‘In Colour’ is proving to be one of the most divisive albums of the year. The debut solo album from Jamie xx (aka Jamie Smith), best known for his work with band The xx as well as various remixes, it has been hailed as a masterpiece by much of the music press. Dance aficionados, however, have ripped it to shreds.
It’s true that ‘In Colour’ is somewhat derivative. Smith has been heavily influenced by dance music from the 80s and 90s – there are clear elements of jungle, trance, garage and house in much of the album. Opener Gosh, for instance, feels like a typical jungle track featuring repetitive clattering beats and an overused vocal sample – that is until the introduction of a single synth line later on. Elsewhere the album is trance-like to a fault: the appropriately titled Sleep Sound, or the noisy industrial Hold Tight.

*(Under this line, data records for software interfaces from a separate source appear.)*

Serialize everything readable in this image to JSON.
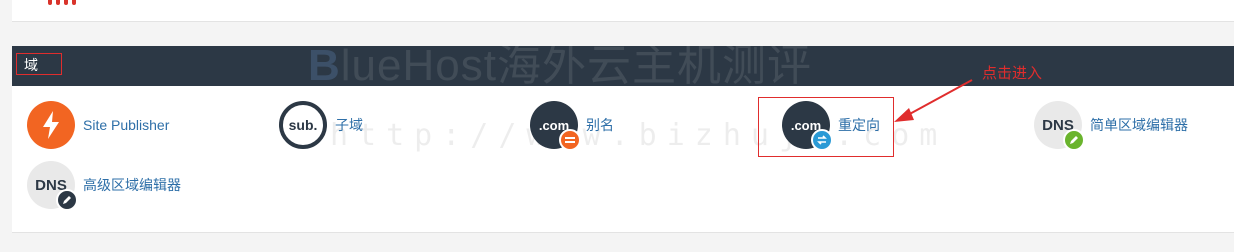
{
  "domains_section": {
    "title": "域",
    "items": [
      {
        "label": "Site Publisher",
        "icon": "lightning-bolt-icon"
      },
      {
        "label": "子域",
        "icon": "sub-icon",
        "icon_text": "sub."
      },
      {
        "label": "别名",
        "icon": "dotcom-alias-icon",
        "icon_text": ".com"
      },
      {
        "label": "重定向",
        "icon": "dotcom-redirect-icon",
        "icon_text": ".com"
      },
      {
        "label": "简单区域编辑器",
        "icon": "dns-simple-icon",
        "icon_text": "DNS"
      },
      {
        "label": "高级区域编辑器",
        "icon": "dns-advanced-icon",
        "icon_text": "DNS"
      }
    ]
  },
  "annotation": {
    "text": "点击进入",
    "color": "#e02d2d"
  },
  "watermark": {
    "logo": "BlueHost海外云主机测评",
    "url": "http://www.bizhuji.com"
  },
  "colors": {
    "header": "#2c3845",
    "accent_orange": "#f26522",
    "link": "#2e6fa8",
    "annotation_red": "#e02d2d"
  }
}
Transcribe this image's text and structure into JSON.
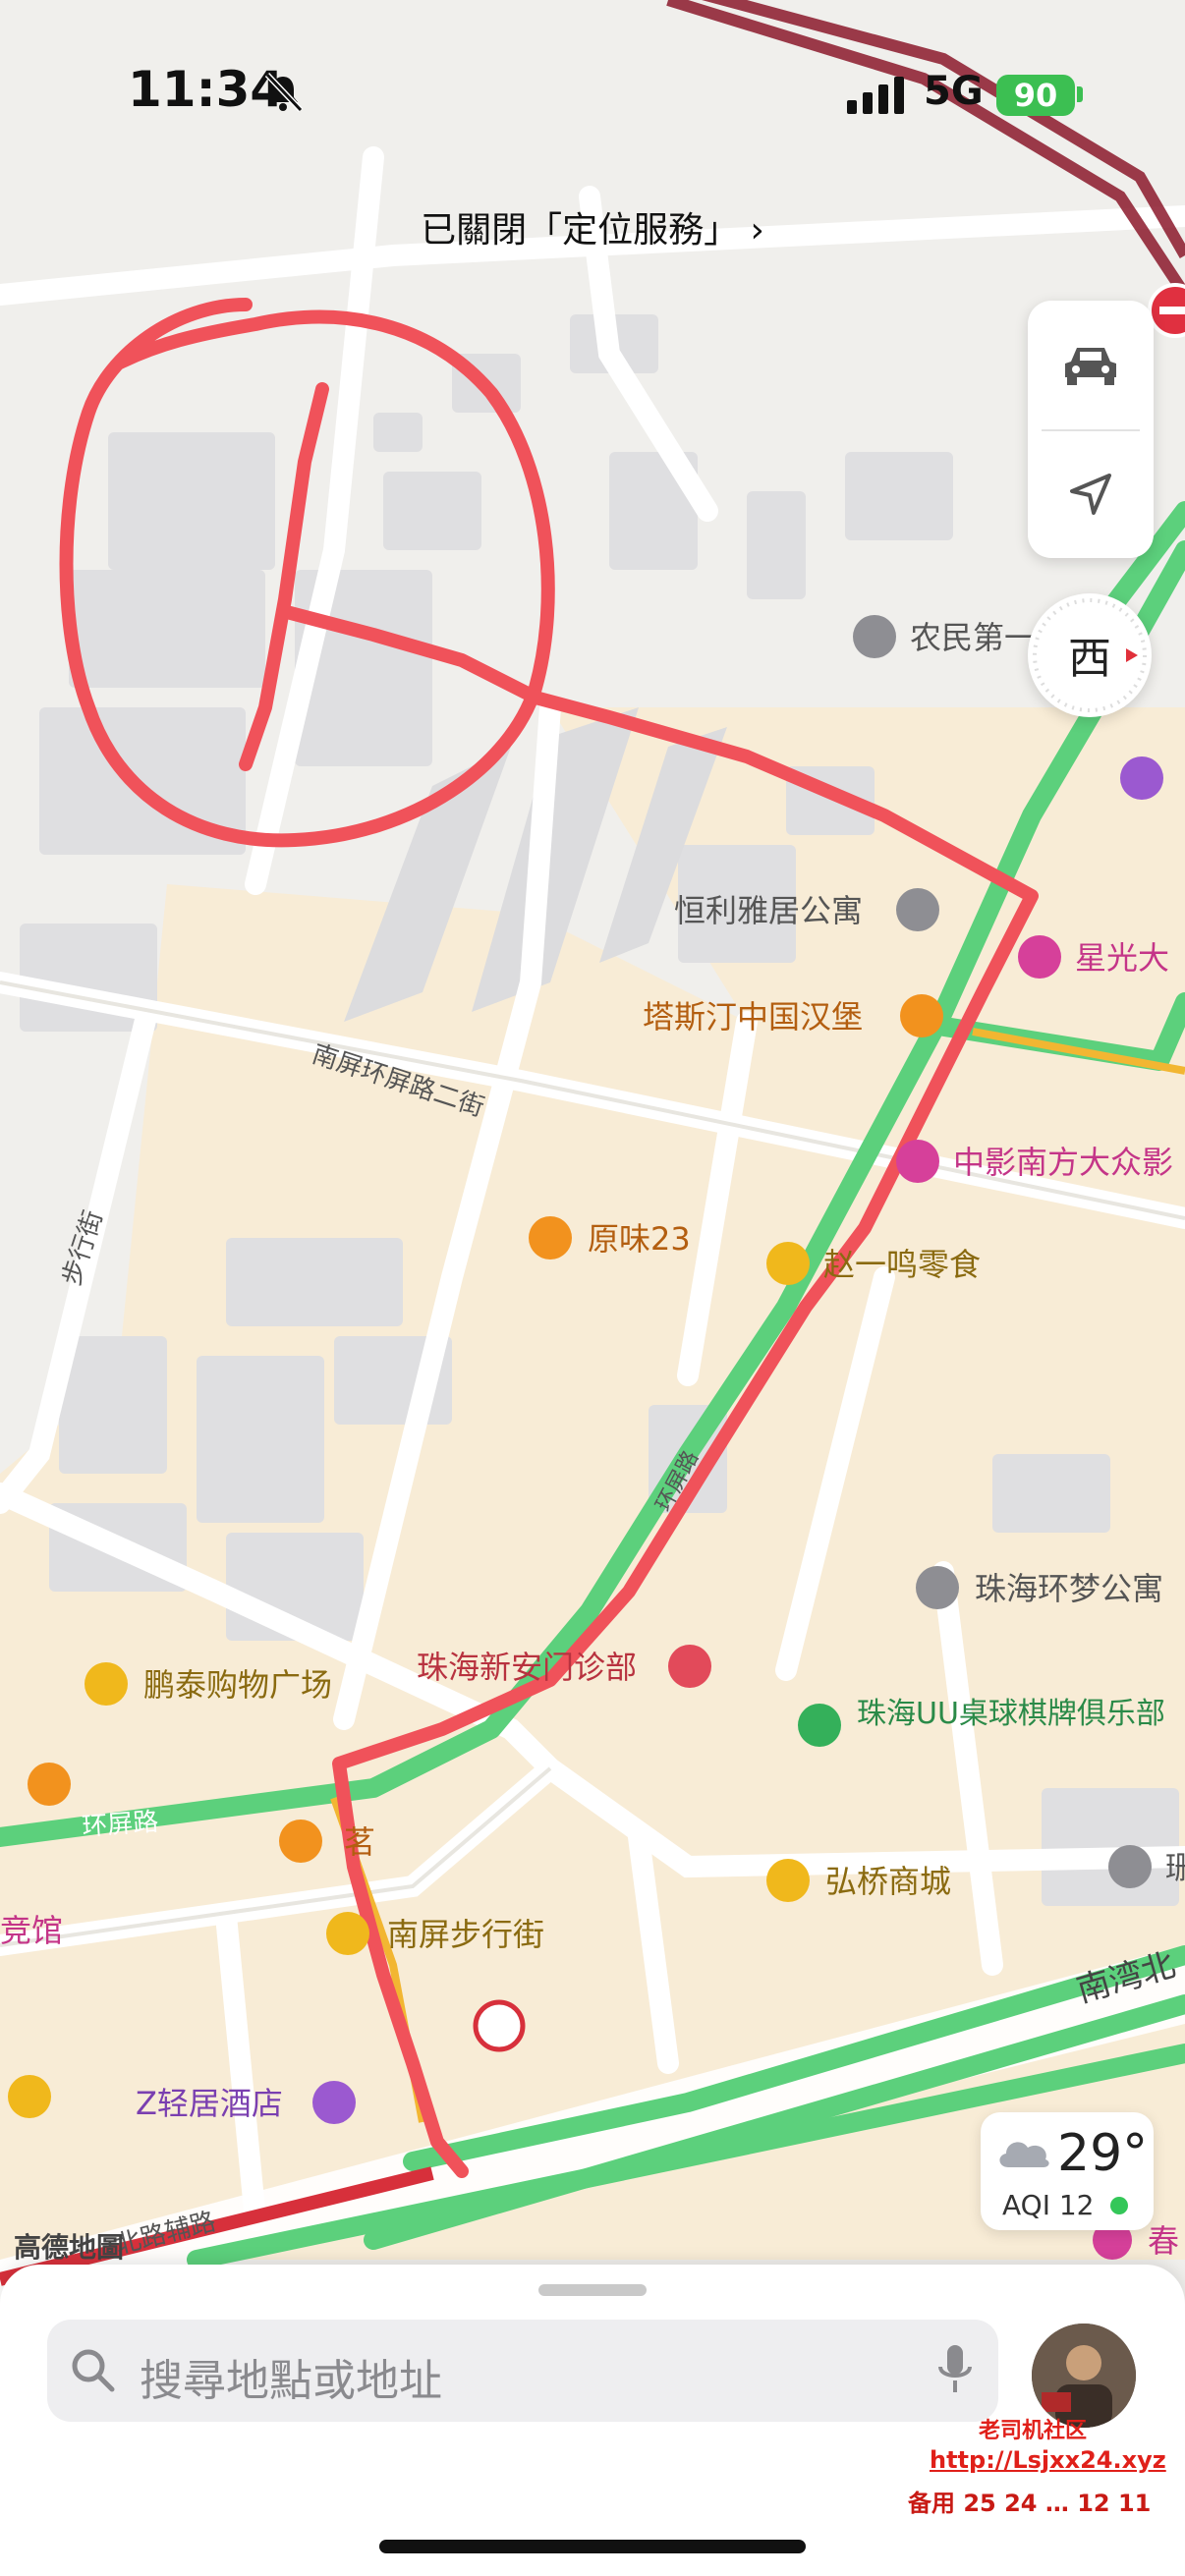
{
  "status_bar": {
    "time": "11:34",
    "network": "5G",
    "battery": "90"
  },
  "location_banner": "已關閉「定位服務」",
  "controls": {
    "compass_label": "西"
  },
  "weather": {
    "temperature": "29°",
    "aqi": "AQI 12"
  },
  "search": {
    "placeholder": "搜尋地點或地址"
  },
  "map": {
    "attribution": "高德地圖",
    "road_labels": [
      "南屏环屏路二街",
      "步行街",
      "环屏路",
      "南湾北",
      "北路辅路",
      "环屏路"
    ],
    "pois": [
      {
        "label": "农民第一",
        "icon": "building-icon"
      },
      {
        "label": "恒利雅居公寓",
        "icon": "building-icon"
      },
      {
        "label": "星光大",
        "icon": "microphone-icon"
      },
      {
        "label": "塔斯汀中国汉堡",
        "icon": "food-icon"
      },
      {
        "label": "中影南方大众影",
        "icon": "cinema-icon"
      },
      {
        "label": "原味23",
        "icon": "food-icon"
      },
      {
        "label": "赵一鸣零食",
        "icon": "shopping-icon"
      },
      {
        "label": "珠海环梦公寓",
        "icon": "building-icon"
      },
      {
        "label": "珠海新安门诊部",
        "icon": "hospital-icon"
      },
      {
        "label": "鹏泰购物广场",
        "icon": "shopping-icon"
      },
      {
        "label": "珠海UU桌球棋牌俱乐部",
        "icon": "sports-icon"
      },
      {
        "label": "茗",
        "icon": "drink-icon"
      },
      {
        "label": "弘桥商城",
        "icon": "shopping-icon"
      },
      {
        "label": "南屏步行街",
        "icon": "shopping-icon"
      },
      {
        "label": "Z轻居酒店",
        "icon": "hotel-icon"
      },
      {
        "label": "竞馆",
        "icon": "venue-icon"
      },
      {
        "label": "春",
        "icon": "venue-icon"
      },
      {
        "label": "珊",
        "icon": "building-icon"
      }
    ]
  },
  "watermark": {
    "line1": "老司机社区",
    "line2": "http://Lsjxx24.xyz",
    "line3": "备用 25 24  … 12 11"
  },
  "colors": {
    "route_green": "#5cd07c",
    "road_red": "#d7303b",
    "annotation": "#f0525a",
    "highway_orange": "#f2b632"
  }
}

Yet this isn’t really an album of dance music for dance music fans. The tempo is too relaxed, the production is too clean, the beat and bass drops never hit home. Instead this has been carefully crafted to take typically underground styles of dance music in a new direction, one that’s arguably more tasteful and commercial. It’s the sort of dance album you won’t actually be listening to in the club, though it’s no less euphoric. For some, ‘In Colour’ is empty and soulless; for others it’s delicate and polished. After all, the same sense of minimalism here has been praised by fans of The xx – now that’s simply been applied to dance music.
Is making dance music more palatable necessarily a bad thing? It’s been the main criticism of the album, but is that not how music develops? Taking one genre and making it appropriate for a different audience?
To that end, those tracks closer to the pop/commercial end of the spectrum are the most successful. Lead single Loud Places, with bandmate Romy, is a heady tune of shimmering production and lush vocal harmonies, destined to be one of the top songs at festivals this summer. It’s followed by I Know There’s Gonna Be (Good Times) that puts a reggae spin on Smith’s style and features vocals from Young Thug and Popcaan (and some questionable lyrics). Romy also features on the hypnotic SeeSaw, whilst fellow bandmate Oliver Sim features on Stranger In A Room that includes the band’s typically reverbed guitars. Girl eventually ends the album on a woozy, mesmeric note. The more you listen and the further into the album you get, the better it sounds.
It’s notable, then, that the best tracks also feature Smith’s xx bandmates. That doesn’t necessarily bode well for a solo album, but like The xx he’s created a body of work that’s divisive and could well be tipped for the Mercury Prize. After all, he’s got ‘xx’ in his name for a reason.
* Loud Places
Listen: ‘In Colour’ is available now.